The key to getting Caymanians interested in a career in tourism is simply to treat and pay them correctly.
That’s the view of Neil Burrowes, whose Dolphin Cove operation currently employs 15 Caymanians, among a staff of 45.
“This is a stepping stone for many of them; they are 18 or 19 years old and have a job where they are being managed,” Mr. Burrowes said. “That discipline moulds you for the workforce. It is a foot in the door; many need the education and in the past our employees have gone on to Ernst and Young and Maples and Calder.

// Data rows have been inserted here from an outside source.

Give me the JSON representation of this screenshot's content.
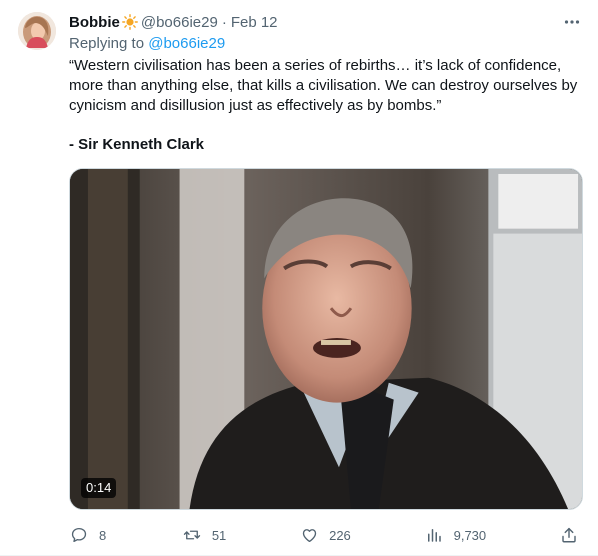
{
  "tweet": {
    "author": {
      "display_name": "Bobbie",
      "handle": "@bo66ie29",
      "emoji_icon": "sun-icon"
    },
    "date": "Feb 12",
    "reply": {
      "prefix": "Replying to",
      "handle": "@bo66ie29"
    },
    "text": "“Western civilisation has been a series of rebirths… it’s lack of confidence, more than anything else, that kills a civilisation. We can destroy ourselves by cynicism and disillusion just as effectively as by bombs.”",
    "attribution": "- Sir Kenneth Clark",
    "media": {
      "duration": "0:14"
    },
    "actions": {
      "replies": "8",
      "retweets": "51",
      "likes": "226",
      "views": "9,730"
    }
  },
  "colors": {
    "text": "#0f1419",
    "muted": "#536471",
    "link": "#1d9bf0",
    "sun": "#f5a623"
  }
}
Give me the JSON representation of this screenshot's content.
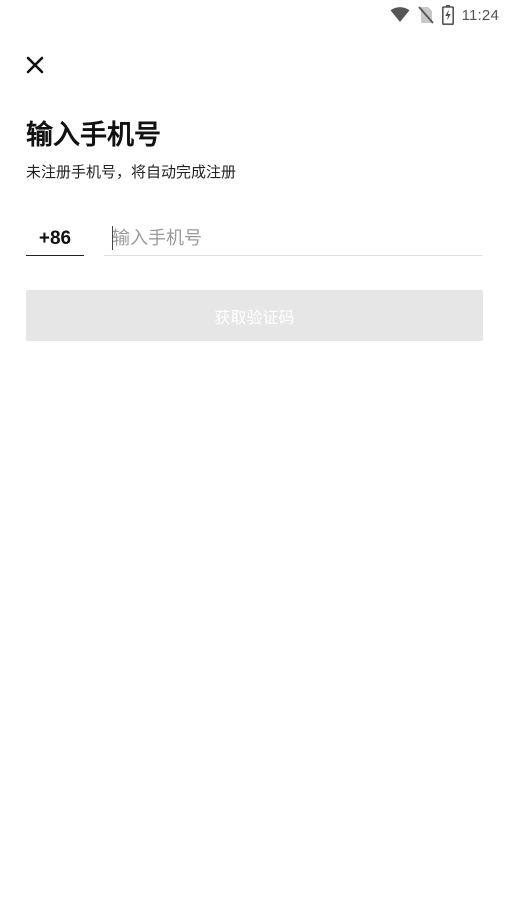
{
  "status_bar": {
    "time": "11:24",
    "icons": [
      "wifi-icon",
      "no-sim-icon",
      "battery-charging-icon"
    ]
  },
  "header": {
    "close_icon": "close-icon"
  },
  "main": {
    "title": "输入手机号",
    "subtitle": "未注册手机号，将自动完成注册",
    "country_code": "+86",
    "phone_input": {
      "value": "",
      "placeholder": "输入手机号"
    },
    "get_code_button": "获取验证码"
  },
  "colors": {
    "button_disabled_bg": "#e6e6e6",
    "placeholder": "#9a9a9a",
    "input_underline": "#e2e2e2",
    "text_primary": "#111111"
  }
}
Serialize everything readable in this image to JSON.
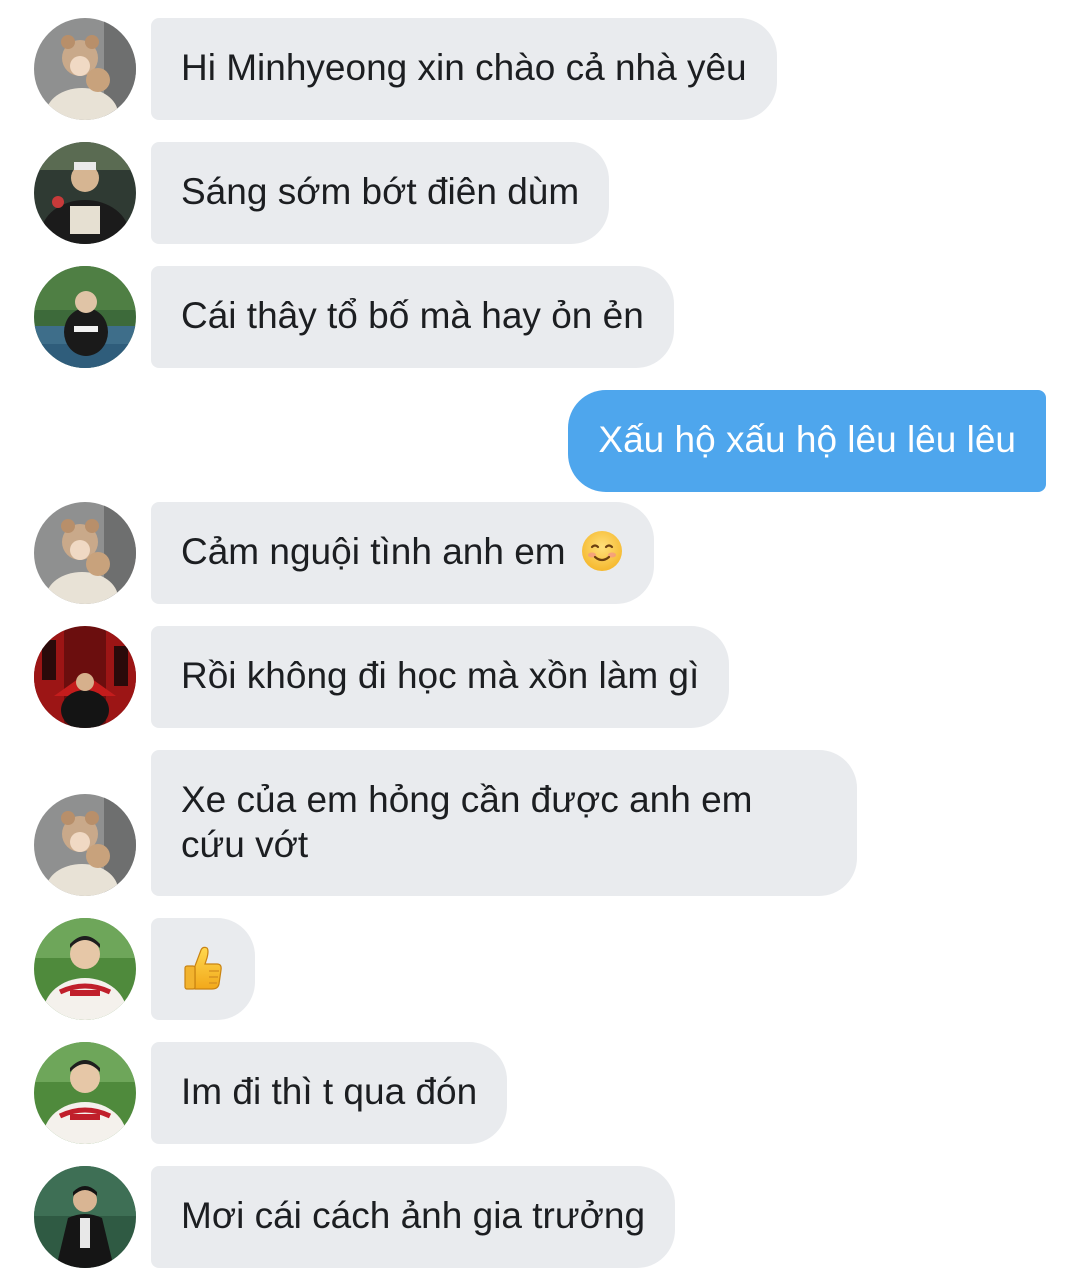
{
  "messages": [
    {
      "text": "Hi Minhyeong xin chào cả nhà yêu"
    },
    {
      "text": "Sáng sớm bớt điên dùm"
    },
    {
      "text": "Cái thây tổ bố mà hay ỏn ẻn"
    },
    {
      "text": "Xấu hộ xấu hộ lêu lêu lêu"
    },
    {
      "text": "Cảm nguội tình anh em",
      "emoji": "smiling-face-emoji"
    },
    {
      "text": "Rồi không đi học mà xồn làm gì"
    },
    {
      "line1": "Xe của em hỏng cần được anh em",
      "line2": "cứu vớt"
    },
    {
      "emoji": "thumbs-up-emoji"
    },
    {
      "text": "Im đi thì t qua đón"
    },
    {
      "text": "Mơi cái cách ảnh gia trưởng"
    }
  ],
  "colors": {
    "incoming_bubble": "#e9ebee",
    "outgoing_bubble": "#4ea6ed",
    "incoming_text": "#1c1e21",
    "outgoing_text": "#ffffff"
  }
}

“If you treat people well they will stay; you need patience of course, but we have taken kids from West Bay and some of the troubled schools,” he said. “I have loaned my staff money to help them out with things like car insurance and these guys respond and do a good job. Everybody in the tourism industry should try and hire young Caymanians. There is nothing they cannot do if they’re trained properly and paid a decent wage.”
Skills the staff learn include taking videos and photographs, transportation and reservations and store management. He said there was even a current intern working unpaid in order to learn how to be a dolphin trainer.
He said there were plans in place to introduce open water swimming with dolphins. In terms of potential markets, Mr. Burrowes said while the Curacao facility had assisted 400 people on its dolphin therapy scheme, mostly coming from the Netherlands and Germany, the Cayman facility had a figure of 20. Therefore, there may be a case to step back and reassess which markets would work best for Cayman.